(Data extracted from a collection)

────────────────────

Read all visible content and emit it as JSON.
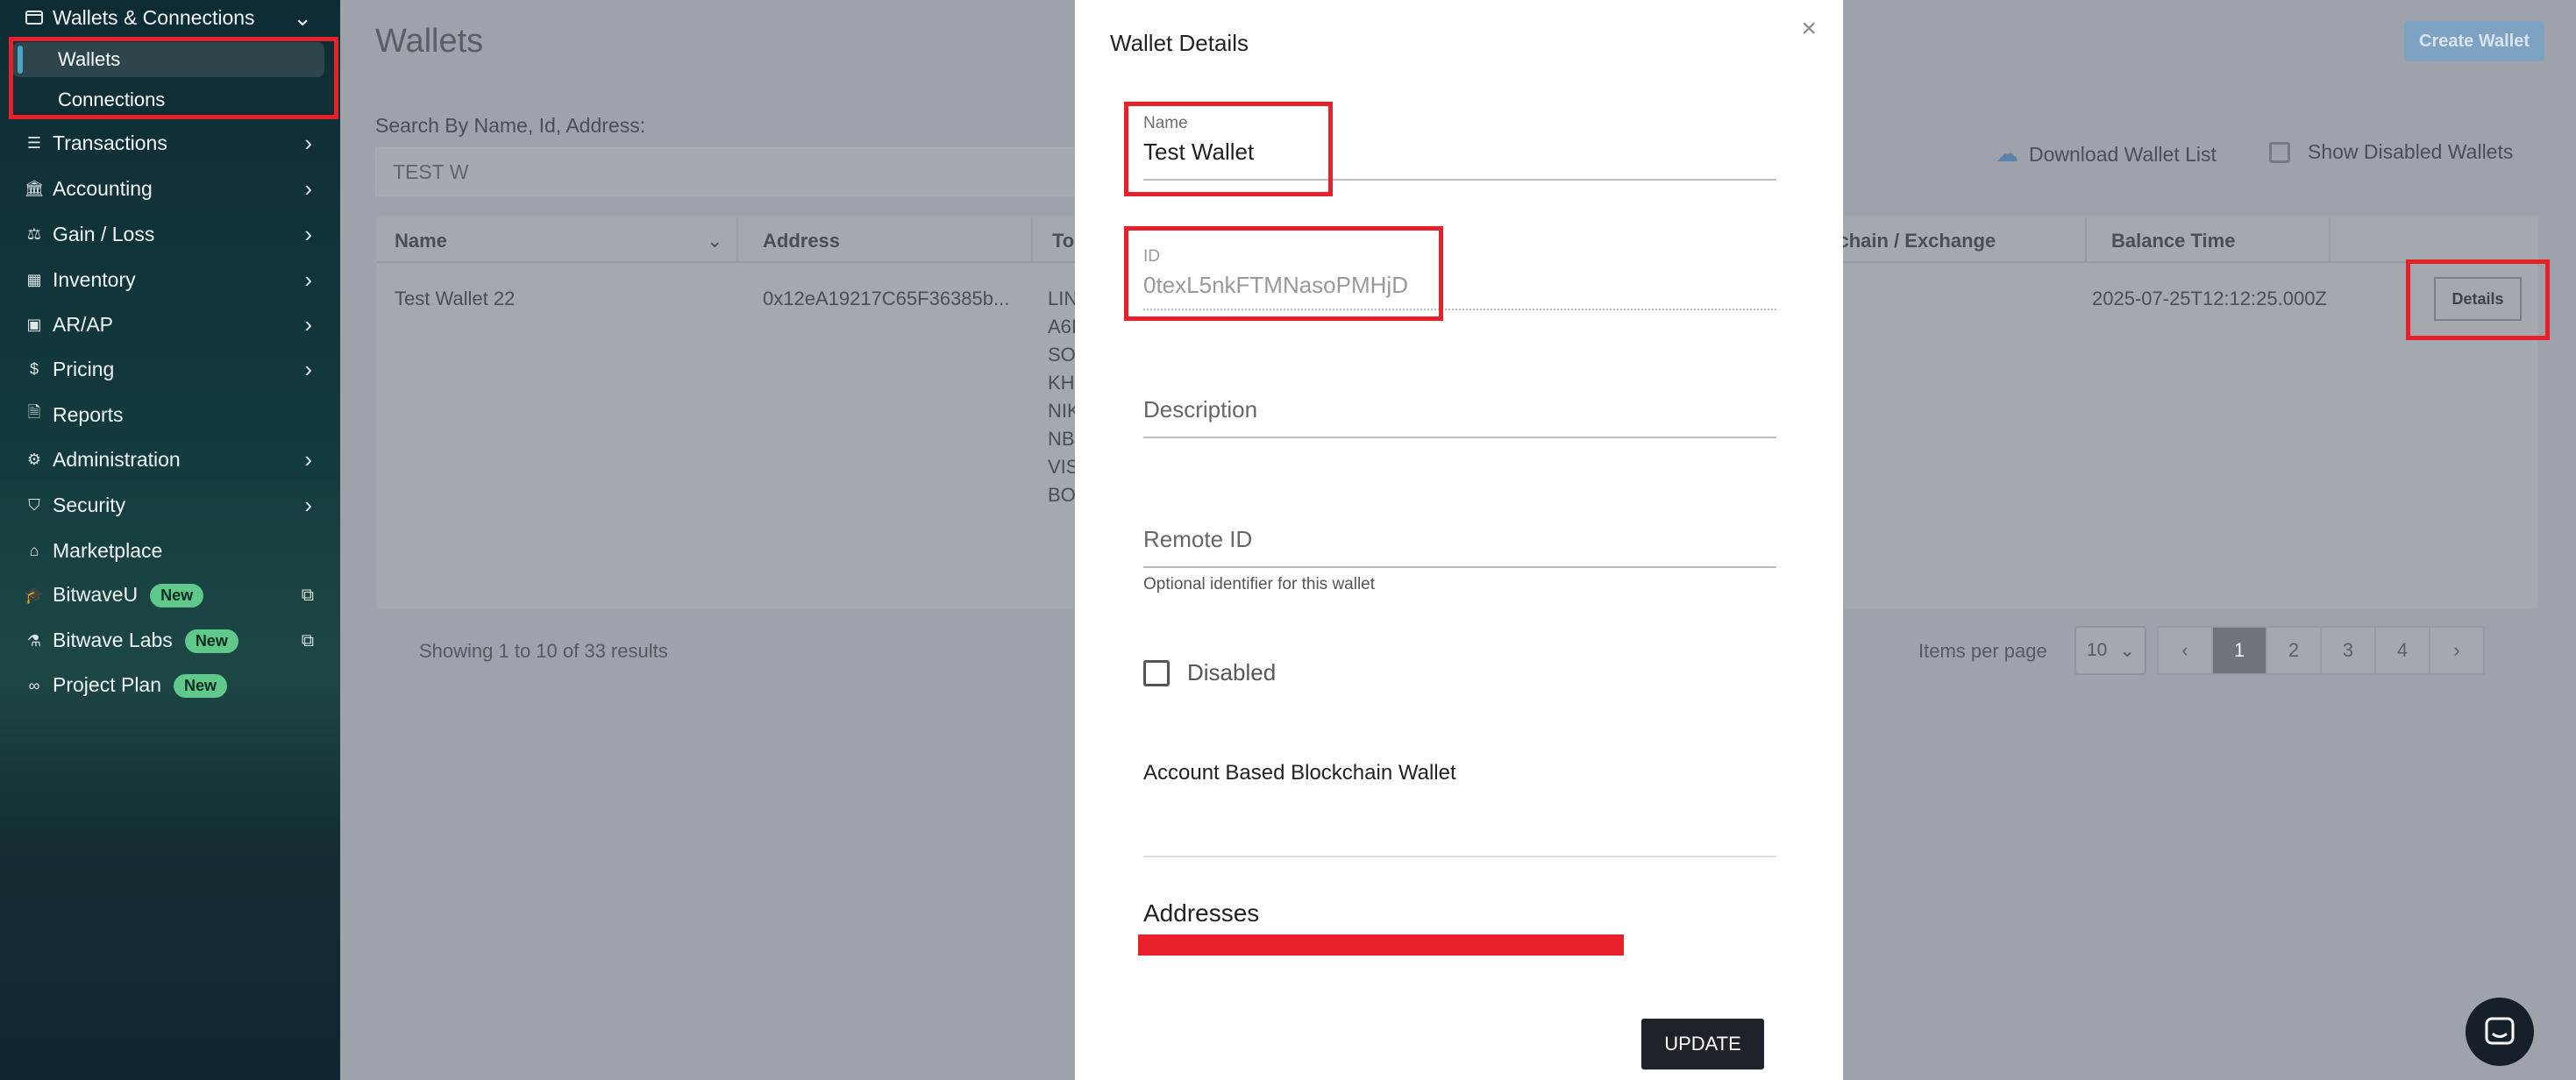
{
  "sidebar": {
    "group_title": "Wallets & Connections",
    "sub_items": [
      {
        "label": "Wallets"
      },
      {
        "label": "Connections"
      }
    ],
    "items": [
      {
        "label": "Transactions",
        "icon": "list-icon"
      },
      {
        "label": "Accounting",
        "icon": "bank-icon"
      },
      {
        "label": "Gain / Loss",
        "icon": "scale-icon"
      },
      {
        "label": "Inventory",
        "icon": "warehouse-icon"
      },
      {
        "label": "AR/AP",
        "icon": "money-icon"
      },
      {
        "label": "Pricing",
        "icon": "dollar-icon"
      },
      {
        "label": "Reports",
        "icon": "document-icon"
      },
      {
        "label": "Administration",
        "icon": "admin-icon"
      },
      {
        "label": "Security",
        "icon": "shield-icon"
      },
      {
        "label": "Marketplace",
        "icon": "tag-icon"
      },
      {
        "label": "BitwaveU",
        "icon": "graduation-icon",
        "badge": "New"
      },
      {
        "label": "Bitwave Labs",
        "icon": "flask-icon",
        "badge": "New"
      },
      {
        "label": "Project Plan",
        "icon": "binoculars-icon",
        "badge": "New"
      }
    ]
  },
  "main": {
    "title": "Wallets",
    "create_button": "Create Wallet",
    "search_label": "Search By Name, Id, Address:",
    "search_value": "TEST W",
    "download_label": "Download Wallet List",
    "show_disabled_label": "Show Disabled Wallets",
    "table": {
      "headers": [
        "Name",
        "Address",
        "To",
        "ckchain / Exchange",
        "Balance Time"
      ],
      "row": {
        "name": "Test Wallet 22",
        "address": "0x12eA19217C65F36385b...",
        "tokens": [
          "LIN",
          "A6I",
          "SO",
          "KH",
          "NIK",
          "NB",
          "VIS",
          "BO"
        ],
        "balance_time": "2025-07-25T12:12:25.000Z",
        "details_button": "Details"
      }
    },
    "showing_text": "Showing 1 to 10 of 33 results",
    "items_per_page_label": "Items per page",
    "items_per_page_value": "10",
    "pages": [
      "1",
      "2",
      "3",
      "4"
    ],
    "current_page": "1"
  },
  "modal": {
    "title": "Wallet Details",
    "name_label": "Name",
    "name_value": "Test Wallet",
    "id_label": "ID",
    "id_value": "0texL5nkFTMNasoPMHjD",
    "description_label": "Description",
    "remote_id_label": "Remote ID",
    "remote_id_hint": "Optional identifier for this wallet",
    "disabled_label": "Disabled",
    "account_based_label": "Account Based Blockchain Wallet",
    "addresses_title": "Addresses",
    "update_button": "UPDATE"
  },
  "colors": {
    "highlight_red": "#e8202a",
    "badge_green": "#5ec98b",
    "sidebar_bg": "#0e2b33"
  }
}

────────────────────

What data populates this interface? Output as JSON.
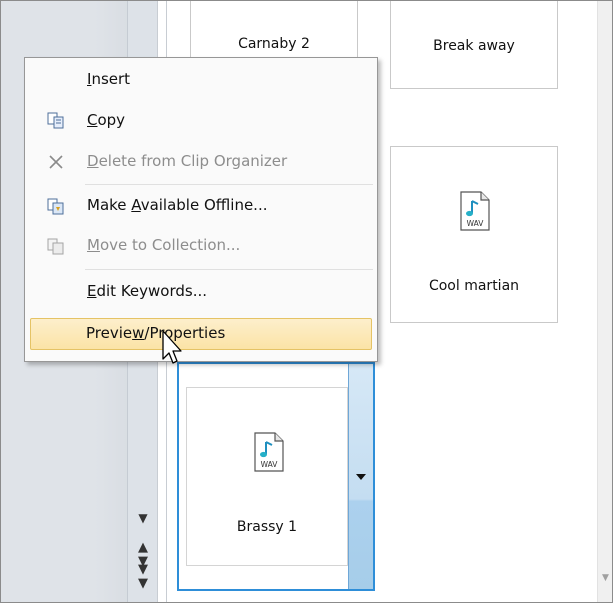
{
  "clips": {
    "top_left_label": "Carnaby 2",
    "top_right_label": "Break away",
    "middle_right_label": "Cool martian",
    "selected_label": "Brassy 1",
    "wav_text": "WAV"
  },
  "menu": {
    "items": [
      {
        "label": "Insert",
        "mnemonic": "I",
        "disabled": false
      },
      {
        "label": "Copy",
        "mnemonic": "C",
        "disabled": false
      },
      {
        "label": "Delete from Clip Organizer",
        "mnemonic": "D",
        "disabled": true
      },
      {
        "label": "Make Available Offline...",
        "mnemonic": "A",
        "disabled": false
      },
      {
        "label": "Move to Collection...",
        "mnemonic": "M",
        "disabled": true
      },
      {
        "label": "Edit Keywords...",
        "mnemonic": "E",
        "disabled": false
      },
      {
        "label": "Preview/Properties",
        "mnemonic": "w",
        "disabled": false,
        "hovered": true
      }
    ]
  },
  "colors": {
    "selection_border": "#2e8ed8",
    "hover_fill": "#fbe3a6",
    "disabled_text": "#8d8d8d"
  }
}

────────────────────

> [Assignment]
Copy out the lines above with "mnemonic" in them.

> [Solution for this problem]
        "mnemonic": "I",
        "mnemonic": "C",
        "mnemonic": "D",
        "mnemonic": "A",
        "mnemonic": "M",
        "mnemonic": "E",
        "mnemonic": "w",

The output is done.